a common use case for a VDR. Merging with or acquiring other businesses involves a lot of research, and particularly the furnishing and review of volumes and volumes of documents. For companies merely entertaining a purchase offer, it can be daunting to hand over the sensitive data that will be requested. Thus, companies heavily engaged in M&A can still participate in negotiations and allow for the safe viewing of valuable, confidential data by relying on a purpose-built VDR. And, in the event that a deal does not close, access to the data room can simply be terminated.

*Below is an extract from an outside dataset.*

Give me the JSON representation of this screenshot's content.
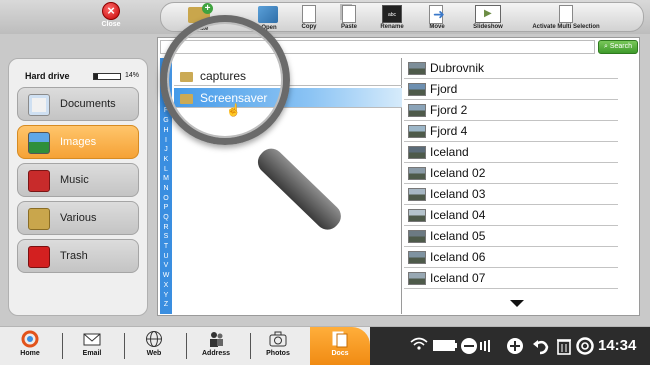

For both startups and larger enterprises, engaging in various fundraising rounds is often key to growing a business. And, as many entrepreneurs know, convincing investors to fork over heaps of cash is not exactly an easy feat. In general, fundraising mandates a great deal of data and document sharing, especially during the due diligence investigation. During these fundraising phases, using a VDR can drastically facilitate the requisite exchange of sensitive information, and leadership teams on both sides of the deal should feel comfortable given that using a VDR will allow for better control and oversight.
IPOs can be particularly onerous transactions, as the decision to go public means that companies will be subjecting themselves to additional rules and regulations, often at the local, state, and federal level. In addition, this transition requires more transparency for the public and prospective shareholders. In order to go through all of the necessary steps to launch and survive an IPO, meticulous document retention and management will be key, which utilizing a VDR obviously allows.